New quarter, who this?: Today marks the first day of trading for the fourth quarter as we say good riddance to Q3. The TSX and the S&P 500 put in back-to-back monthly losses. The TSX is barely positive for the year. And here is an interesting, but probably completely useless fact: the S&P 500 has closed higher for the last 12 Mondays – the longest streak ever for the S&P 500. This morning, futures are mildly negative even as the U.S. averts a shutdown. The biggest near-term implication is that we will still get the all-important jobs data this week. Longer-term we will watch for commentary from credit agencies as the U.S. continues to play chicken with its finances.  Today we get a read of the U.S. manufacturing sector. A read of China’s factory activity in a private-sector survey showed activity slowed in September, but official government data showed modest expansion for the first time in six months. No matter how you slice it though, both numbers are barely in expansion territory.
Short story: Rania Llewlyn is out as CEO of Laurentian Bank and so is the chair of the board Michael Mueller. The bank announced Eric Provost as new CEO, who has been at the bank for over a decade and was most recently group head for personal and commercial banking. This comes at a tumultuous time for the bank. It just ended a strategic review with no buyers. Instead of announced a bold new strategic vision, the company said it was just going to accelerate its current vision and they would tell us more about it in three months. Then last week there was a computer mainframe outage which may have proved to be the tipping point for the board. Fixing it is billed as the “immediate priority” of the new CEO. As for Rania Llewlyn, today’s press release carries only one sentence thanking her for her hard work and contributions. And thus ends the three-year story of the first female CEO of a Canadian bank.

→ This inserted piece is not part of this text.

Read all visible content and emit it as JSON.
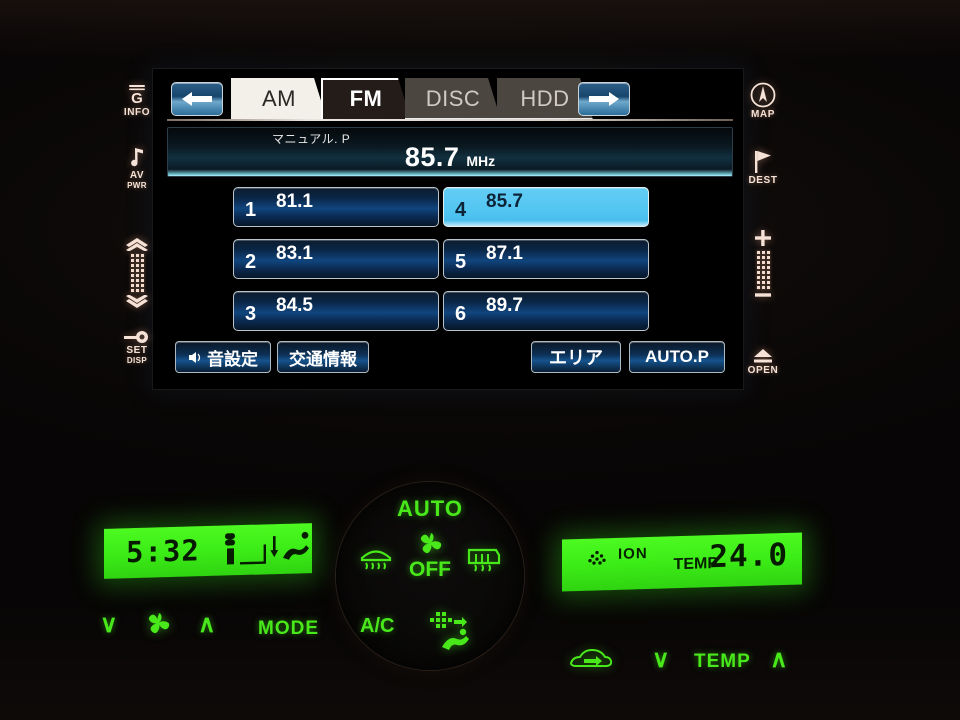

Bitcoin bounce: Bitcoin is rising to a six-week high and now trading above US$28,000. Bitcoin has rallied more than 70 per cent so far this year (although still down nearly 60 per cent from its 2021 peak). A bunch of crypto exposed stocks are rallying too: Coinbase, MicroStrategy and Riot Platforms to name a few. A bipartisan group of members from the U.S. House Financial Services Committee are urging the SEC to immediately approve spot Bitcoin exchange-traded funds. This could be providing a lift to the sector.
Not bitcoin: Meanwhile, gold is in a major funk. Ever since this higher-for-longer mantra about interest rates started to set into the markets, gold can’t get out of bed. Bullion is on a six-session losing streak, has hit the lowest level since March and just put in its largest weekly decline since 2021.
Any excuse to talk about Beyoncé: AMC and Cinemark announced that the film about Beyoncé’s Renaissance concert tour will premiere at the beginning of December. It will be released in Canada, the U.S. and Mexico. The pop in the pre-market isn’t as big as when Taylor Swift announced her tour film, but it is higher nonetheless. Swift’s film is expected to bring in about $100 to $125 million. These women are just one big stimulus package for the economy.
Notable guest: At 10:30 a.m. EDT today we’ll be joined by Paul Beaudry, former deputy governor of the Bank of Canada who has played a key role in the 10 interest rate hikes we’ve seen from the BoC since early 2022. We’ll discuss what’s keeping inflation sticky across the country and when these 2001-level interest rate highs may start to abate for Canadians.